This job is done at night when the rabbits are out of their holes feeding. The net is set up very quietly between the rabbits and their holes and then they are herded into it, and of course on the alarm they will naturally bolt for the burrow. You need a lot of people at this stage, rising out of the ground to walk the rabbits up to the net, or a very good dog that has been trained for the job.
If you are a good shot this is probably the best way to kill rabbits; they never know what hit them. But shotguns emit a spray of pellets, and if you are too far away or if your aim is bad, it is easy to fill your quarry full of lead without killing him outright. Another disadvantage is that guns can be dangerous things to have about and must be treated with great respect. They should never be loaded until you are actually going to shoot. They must be kept out of the reach of children and locked up so that there is no danger of their being stolen.
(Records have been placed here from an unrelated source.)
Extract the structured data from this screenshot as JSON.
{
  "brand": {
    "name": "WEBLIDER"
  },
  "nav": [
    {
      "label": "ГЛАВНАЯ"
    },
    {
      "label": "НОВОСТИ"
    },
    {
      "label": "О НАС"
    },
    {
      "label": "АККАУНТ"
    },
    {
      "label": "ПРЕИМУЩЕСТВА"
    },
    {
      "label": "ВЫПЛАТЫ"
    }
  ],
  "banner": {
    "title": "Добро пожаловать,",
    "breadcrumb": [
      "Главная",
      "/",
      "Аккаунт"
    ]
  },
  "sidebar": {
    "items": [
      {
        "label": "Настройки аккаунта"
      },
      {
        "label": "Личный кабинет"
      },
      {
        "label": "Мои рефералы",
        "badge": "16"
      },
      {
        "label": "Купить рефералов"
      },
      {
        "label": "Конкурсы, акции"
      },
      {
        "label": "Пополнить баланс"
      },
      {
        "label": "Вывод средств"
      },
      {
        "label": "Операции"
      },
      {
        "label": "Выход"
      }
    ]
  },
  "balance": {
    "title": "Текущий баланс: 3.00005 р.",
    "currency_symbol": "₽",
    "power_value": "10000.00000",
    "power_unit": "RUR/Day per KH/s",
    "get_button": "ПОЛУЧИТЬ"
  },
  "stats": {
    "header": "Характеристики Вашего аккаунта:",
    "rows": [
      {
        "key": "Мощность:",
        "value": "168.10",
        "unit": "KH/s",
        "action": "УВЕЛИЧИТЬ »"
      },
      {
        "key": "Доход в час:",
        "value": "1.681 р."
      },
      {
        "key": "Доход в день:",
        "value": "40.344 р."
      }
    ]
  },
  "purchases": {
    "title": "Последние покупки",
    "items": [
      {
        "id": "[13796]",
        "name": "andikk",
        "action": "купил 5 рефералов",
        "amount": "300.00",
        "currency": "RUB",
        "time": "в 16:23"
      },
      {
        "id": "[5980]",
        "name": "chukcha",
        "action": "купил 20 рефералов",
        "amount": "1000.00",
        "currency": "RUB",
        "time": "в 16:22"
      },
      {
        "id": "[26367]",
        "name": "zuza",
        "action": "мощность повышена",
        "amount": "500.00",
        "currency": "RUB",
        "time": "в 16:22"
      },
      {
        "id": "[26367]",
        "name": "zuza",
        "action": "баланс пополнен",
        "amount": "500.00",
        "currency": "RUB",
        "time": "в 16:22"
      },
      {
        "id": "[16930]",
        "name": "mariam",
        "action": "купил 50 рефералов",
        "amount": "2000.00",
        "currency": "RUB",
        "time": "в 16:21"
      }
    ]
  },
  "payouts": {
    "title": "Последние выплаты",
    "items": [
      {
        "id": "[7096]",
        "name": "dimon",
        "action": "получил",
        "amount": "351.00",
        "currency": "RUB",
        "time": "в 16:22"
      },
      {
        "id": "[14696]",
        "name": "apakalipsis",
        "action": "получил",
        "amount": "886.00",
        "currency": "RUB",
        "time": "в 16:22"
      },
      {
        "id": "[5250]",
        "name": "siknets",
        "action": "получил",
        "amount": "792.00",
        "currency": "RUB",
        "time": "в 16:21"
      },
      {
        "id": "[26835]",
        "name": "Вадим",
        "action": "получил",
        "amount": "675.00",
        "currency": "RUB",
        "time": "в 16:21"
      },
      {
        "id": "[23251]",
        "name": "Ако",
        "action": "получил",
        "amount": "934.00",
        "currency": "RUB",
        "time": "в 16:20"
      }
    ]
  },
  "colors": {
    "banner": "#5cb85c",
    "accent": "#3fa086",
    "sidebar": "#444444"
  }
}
The 22 caliber rifle is a fine weapon for this task, but be certain to observe any and all local, state and federal restrictions on its ownership and use (in addition to hunting regulations). This is a good weapon for shooting small game for food, and useful in the right hands.
The usual shotgun for shooting rabbits is the 12 gauge, or perhaps the 410 if you want something lighter. There is a certain recoil from a shotgun which can be a nuisance until you get used to it. Shotguns are deadly at short range but they are not so likely to raise such a state of nerves in the police as are rifles and pistols. Ammunition is widely available and comes in many varieties, which can make this tool useful for a broad range of applications.
To shoot rabbits with a shotgun you need to know their habits and be good at creeping up, “gliding with stealthy tread” to get within range. In our part of the world, a drystone wall gives good cover. My father used to squeak by sucking the back of his hand noisily and the rabbits would come towards him out of curiosity.
- Why Why Keep Rabbits?
- Rabbits Past and Present
- Some Basic Information
- Making a Start
- Growing Crops for Rabbits
- Harvesting the Wild Rabbits
- The Harvest
- Using Rabbit Meat
- Fur Production